Fumigation doesn't work on subterranean termites, however. To eliminate these pests, the entire footprint of the home must be treated by drilling and inserting liquid treatments into the slab or foundation of your home. Many pest management companies also offer maintenance plans with regular inspections and warranties that can be renewed annually.
Do warranties cover termite treatments?
Warranties generally protect homeowners if termites return within a stated time period. Some termite control companies include a warranty on the cost of their services, and others offer a warranty for an additional fee.
A professional contract should spell out exactly what is included in the total cost of treatment. Mauney's Termite Control charges an average of $100-$125 for a one-year, renewable and transferable warranty.
Can you treat your own house for termites?
There are some products you can buy in-store that can help you treat your house for termites. For example, you can buy termite bait stakes or a termite killing foam — such as Spectracide Terminate —that kills exposed dampwood, subterranean and drywood termites.
However, if you're dealing with a severe or large termite infestation, hiring an exterminator might be your best chance in getting rid of termites.

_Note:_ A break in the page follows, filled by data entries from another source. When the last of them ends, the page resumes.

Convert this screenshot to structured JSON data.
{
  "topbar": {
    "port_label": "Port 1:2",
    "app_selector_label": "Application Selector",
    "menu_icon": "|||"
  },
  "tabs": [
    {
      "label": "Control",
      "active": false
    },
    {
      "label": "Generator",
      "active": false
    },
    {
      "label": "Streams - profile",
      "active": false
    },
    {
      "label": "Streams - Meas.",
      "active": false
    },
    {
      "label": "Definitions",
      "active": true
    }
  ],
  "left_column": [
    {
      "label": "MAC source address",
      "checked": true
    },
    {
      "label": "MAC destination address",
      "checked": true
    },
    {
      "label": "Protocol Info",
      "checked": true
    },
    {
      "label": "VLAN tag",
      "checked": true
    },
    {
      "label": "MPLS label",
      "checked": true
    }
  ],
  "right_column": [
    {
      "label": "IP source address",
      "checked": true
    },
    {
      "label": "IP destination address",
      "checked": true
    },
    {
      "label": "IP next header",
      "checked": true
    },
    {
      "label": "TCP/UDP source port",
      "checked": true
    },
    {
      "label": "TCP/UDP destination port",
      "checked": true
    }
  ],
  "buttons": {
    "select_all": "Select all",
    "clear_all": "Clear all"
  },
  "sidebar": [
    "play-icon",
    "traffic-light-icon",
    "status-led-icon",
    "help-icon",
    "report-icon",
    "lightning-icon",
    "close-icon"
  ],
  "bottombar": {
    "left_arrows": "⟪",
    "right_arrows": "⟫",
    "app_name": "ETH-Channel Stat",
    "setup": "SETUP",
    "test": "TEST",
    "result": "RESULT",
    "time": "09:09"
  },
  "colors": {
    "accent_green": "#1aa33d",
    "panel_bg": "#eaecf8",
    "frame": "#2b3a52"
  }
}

Although it might be difficult — if not impossible — to rid your home completely of termites on your own without the help of a trained professional, there are steps you can take to prevent termites from entering your home.